# The task
Copy every record below exactly as it stands.
=== Section Start ===
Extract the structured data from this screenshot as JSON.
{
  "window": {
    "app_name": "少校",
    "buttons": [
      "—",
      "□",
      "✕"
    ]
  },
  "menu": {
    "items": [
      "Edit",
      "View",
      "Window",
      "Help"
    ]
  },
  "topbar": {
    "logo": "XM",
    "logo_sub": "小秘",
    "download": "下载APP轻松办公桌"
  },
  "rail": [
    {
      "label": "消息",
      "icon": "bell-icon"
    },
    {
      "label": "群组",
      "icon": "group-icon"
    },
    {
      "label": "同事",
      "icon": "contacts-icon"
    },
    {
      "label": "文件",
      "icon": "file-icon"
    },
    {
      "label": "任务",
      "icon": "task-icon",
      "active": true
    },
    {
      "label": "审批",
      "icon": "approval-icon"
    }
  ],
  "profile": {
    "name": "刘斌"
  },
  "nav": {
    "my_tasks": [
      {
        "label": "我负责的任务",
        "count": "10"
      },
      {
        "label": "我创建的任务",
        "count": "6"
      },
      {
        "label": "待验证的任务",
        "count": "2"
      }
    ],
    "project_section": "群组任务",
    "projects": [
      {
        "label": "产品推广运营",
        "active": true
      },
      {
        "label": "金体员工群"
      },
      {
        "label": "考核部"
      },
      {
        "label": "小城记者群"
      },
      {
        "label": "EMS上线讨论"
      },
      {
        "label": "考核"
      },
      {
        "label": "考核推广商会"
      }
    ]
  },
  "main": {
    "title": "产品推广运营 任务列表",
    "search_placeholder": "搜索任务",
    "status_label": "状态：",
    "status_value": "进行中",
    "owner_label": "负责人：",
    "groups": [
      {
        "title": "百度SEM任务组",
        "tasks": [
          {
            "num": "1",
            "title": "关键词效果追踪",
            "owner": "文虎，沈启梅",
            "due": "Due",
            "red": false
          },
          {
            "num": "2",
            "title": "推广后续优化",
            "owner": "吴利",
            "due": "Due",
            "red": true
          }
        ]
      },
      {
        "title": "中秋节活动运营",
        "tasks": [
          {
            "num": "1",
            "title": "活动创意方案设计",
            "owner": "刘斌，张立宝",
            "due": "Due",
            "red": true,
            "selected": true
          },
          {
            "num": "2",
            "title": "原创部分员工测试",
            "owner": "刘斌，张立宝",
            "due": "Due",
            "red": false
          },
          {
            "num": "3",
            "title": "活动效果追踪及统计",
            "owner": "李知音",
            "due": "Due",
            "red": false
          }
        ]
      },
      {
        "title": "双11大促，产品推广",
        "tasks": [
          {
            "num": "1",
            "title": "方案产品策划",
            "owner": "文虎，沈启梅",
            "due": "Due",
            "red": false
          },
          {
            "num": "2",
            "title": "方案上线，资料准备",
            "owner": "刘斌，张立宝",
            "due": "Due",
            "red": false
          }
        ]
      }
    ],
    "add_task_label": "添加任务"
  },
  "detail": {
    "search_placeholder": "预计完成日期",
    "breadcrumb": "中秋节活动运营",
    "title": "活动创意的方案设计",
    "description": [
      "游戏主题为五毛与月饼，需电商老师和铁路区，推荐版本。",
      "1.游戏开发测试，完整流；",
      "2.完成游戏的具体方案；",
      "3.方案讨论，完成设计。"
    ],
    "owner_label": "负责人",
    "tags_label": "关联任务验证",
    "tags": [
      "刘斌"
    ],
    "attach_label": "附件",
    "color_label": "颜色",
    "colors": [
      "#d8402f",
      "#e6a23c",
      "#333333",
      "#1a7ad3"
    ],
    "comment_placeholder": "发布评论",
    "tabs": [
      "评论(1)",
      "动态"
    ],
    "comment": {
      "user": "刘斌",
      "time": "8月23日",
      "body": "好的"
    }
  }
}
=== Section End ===
# Response to this task
Extract the structured data from this screenshot as JSON.
{
  "window": {
    "app_name": "少校",
    "buttons": [
      "—",
      "□",
      "✕"
    ]
  },
  "menu": {
    "items": [
      "Edit",
      "View",
      "Window",
      "Help"
    ]
  },
  "topbar": {
    "logo": "XM",
    "logo_sub": "小秘",
    "download": "下载APP轻松办公桌"
  },
  "rail": [
    {
      "label": "消息",
      "icon": "bell-icon"
    },
    {
      "label": "群组",
      "icon": "group-icon"
    },
    {
      "label": "同事",
      "icon": "contacts-icon"
    },
    {
      "label": "文件",
      "icon": "file-icon"
    },
    {
      "label": "任务",
      "icon": "task-icon",
      "active": true
    },
    {
      "label": "审批",
      "icon": "approval-icon"
    }
  ],
  "profile": {
    "name": "刘斌"
  },
  "nav": {
    "my_tasks": [
      {
        "label": "我负责的任务",
        "count": "10"
      },
      {
        "label": "我创建的任务",
        "count": "6"
      },
      {
        "label": "待验证的任务",
        "count": "2"
      }
    ],
    "project_section": "群组任务",
    "projects": [
      {
        "label": "产品推广运营",
        "active": true
      },
      {
        "label": "金体员工群"
      },
      {
        "label": "考核部"
      },
      {
        "label": "小城记者群"
      },
      {
        "label": "EMS上线讨论"
      },
      {
        "label": "考核"
      },
      {
        "label": "考核推广商会"
      }
    ]
  },
  "main": {
    "title": "产品推广运营 任务列表",
    "search_placeholder": "搜索任务",
    "status_label": "状态：",
    "status_value": "进行中",
    "owner_label": "负责人：",
    "groups": [
      {
        "title": "百度SEM任务组",
        "tasks": [
          {
            "num": "1",
            "title": "关键词效果追踪",
            "owner": "文虎，沈启梅",
            "due": "Due",
            "red": false
          },
          {
            "num": "2",
            "title": "推广后续优化",
            "owner": "吴利",
            "due": "Due",
            "red": true
          }
        ]
      },
      {
        "title": "中秋节活动运营",
        "tasks": [
          {
            "num": "1",
            "title": "活动创意方案设计",
            "owner": "刘斌，张立宝",
            "due": "Due",
            "red": true,
            "selected": true
          },
          {
            "num": "2",
            "title": "原创部分员工测试",
            "owner": "刘斌，张立宝",
            "due": "Due",
            "red": false
          },
          {
            "num": "3",
            "title": "活动效果追踪及统计",
            "owner": "李知音",
            "due": "Due",
            "red": false
          }
        ]
      },
      {
        "title": "双11大促，产品推广",
        "tasks": [
          {
            "num": "1",
            "title": "方案产品策划",
            "owner": "文虎，沈启梅",
            "due": "Due",
            "red": false
          },
          {
            "num": "2",
            "title": "方案上线，资料准备",
            "owner": "刘斌，张立宝",
            "due": "Due",
            "red": false
          }
        ]
      }
    ],
    "add_task_label": "添加任务"
  },
  "detail": {
    "search_placeholder": "预计完成日期",
    "breadcrumb": "中秋节活动运营",
    "title": "活动创意的方案设计",
    "description": [
      "游戏主题为五毛与月饼，需电商老师和铁路区，推荐版本。",
      "1.游戏开发测试，完整流；",
      "2.完成游戏的具体方案；",
      "3.方案讨论，完成设计。"
    ],
    "owner_label": "负责人",
    "tags_label": "关联任务验证",
    "tags": [
      "刘斌"
    ],
    "attach_label": "附件",
    "color_label": "颜色",
    "colors": [
      "#d8402f",
      "#e6a23c",
      "#333333",
      "#1a7ad3"
    ],
    "comment_placeholder": "发布评论",
    "tabs": [
      "评论(1)",
      "动态"
    ],
    "comment": {
      "user": "刘斌",
      "time": "8月23日",
      "body": "好的"
    }
  }
}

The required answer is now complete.